But there is no denying that the program has lost its luster. This isn’t a huge surprise since they were giving out points like candy just a few years ago. Still, there is value to be had as long as you are willing to be flexible and don’t demand luxury.
And of course, there are many airport hotels that are fairly reasonable via points. Not on every date and not in every location, but still. I no longer go out of my way to collect IHG points, but definitely plan to hang on to my old IHG credit card that has an annual $49 fee. I’ve just used two certificates on a local beachfront Holiday Inn during off season. Can’t beat that!
Last place: Radisson Rewards
I don’t think too many people are surprised to see it in last place. Where to begin… First, they announced splitting the program in two parts (Americas and the rest of the world) and had the nerve to call it an enhancement.
Now comes an announcement of another “enhancement”, aka chart devaluation (see post on LoyaltyLobby). Oh sure, some folks will benefit from the changes, no doubt. As I’ve mentioned at the beginning of the post, the value of hotel programs is very much in the eye of the beholder.
For me personally, this is a nail in the Radisson coffin. All the properties I’m interested in are going up in price. I’ve already cancelled our co-branded credit cards awhile back, but still have 120k points left.
One hotel we’ve stayed at a few times is Radisson Suite Hotel Oceanfront in Melbourne (an hour from Orlando airport). It’s not perfect, but still a solid choice for families. Last time we stayed in a remodeled suite with tile floors and regular mattress rather than a horrible Sleep Number. So, I was thinking about using most of my remaining points on a two-night getaway in the middle of 2022.
Unfortunately, I don’t think I’ll be able to lock in the current rate of 44k points per night before the award chart changes. As of middle of June it will cost 60k points, and you can only book nine months in advance. Since I have a ton of certs to burn, this is one that will probably get away.
That said, there is a decent chance that in the next few years we will have to overnight near Frankfurt airport. I may be able to use my points at the excellent Radisson Blu Schwarzer Bock Weisbaden (read my review)

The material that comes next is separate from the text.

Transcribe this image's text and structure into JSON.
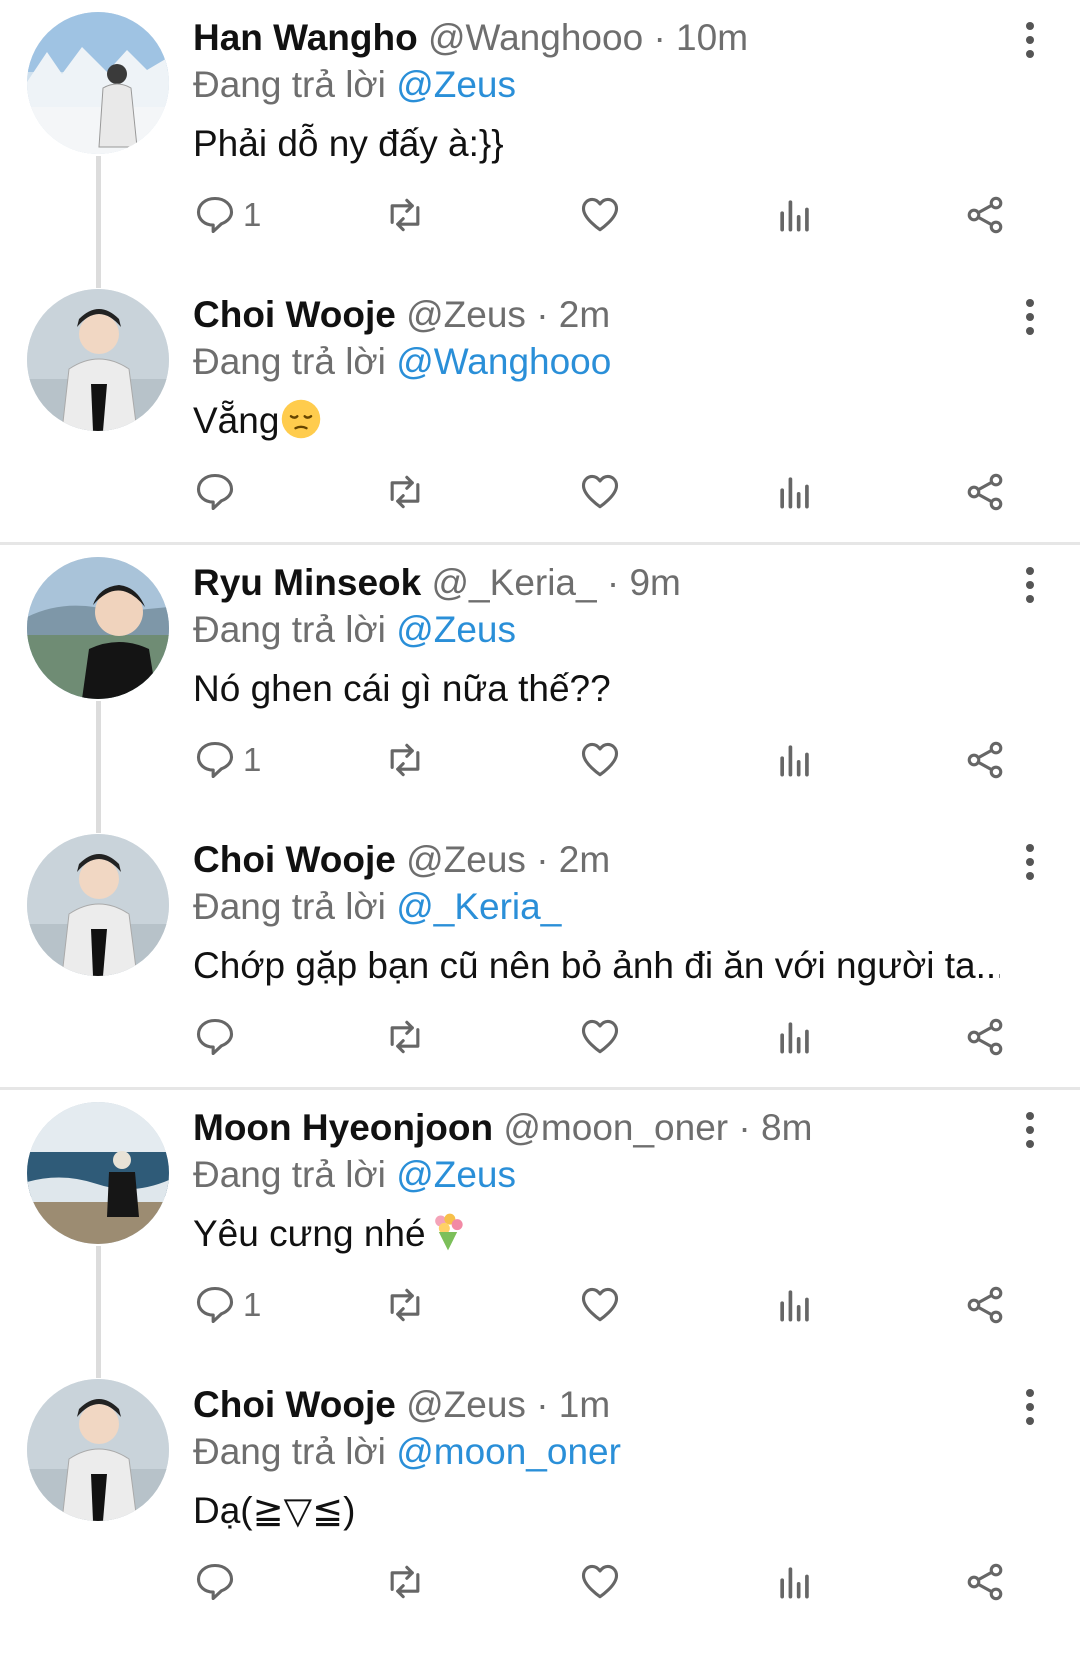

It looks like it will increase from the current 44k to 45k points, a minor “enhancement”. I absolutely loved this hotel, and plan to stay there again when I’m in Europe visiting my parents. I will actually pay cash if I have to, so perhaps saving my points makes sense for the time being.
Mineral springs fed pool
As I’ve mentioned at the beginning, this is my subjective opinion. You’ve probably noticed that Marriott isn’t on the list, but only because I prefer to transfer points to miles. I actually quite like Marriott, but their properties tend to be expensive. Like IHG, Marriott program also doesn’t waive resort fees on award redemptions, a huge negative in my book.
That said, I strongly believe that at the right price, virtually all hotel currencies and certificates are worth collecting. Yes, even Radisson. You never know where your travels will take you.
Readers, how do you rank hotel programs?
Leana is the founder of Miles For Family. She enjoys beach vacations and visiting her family in Europe. Originally from Belarus, Leana resides in central Florida with her husband and two children.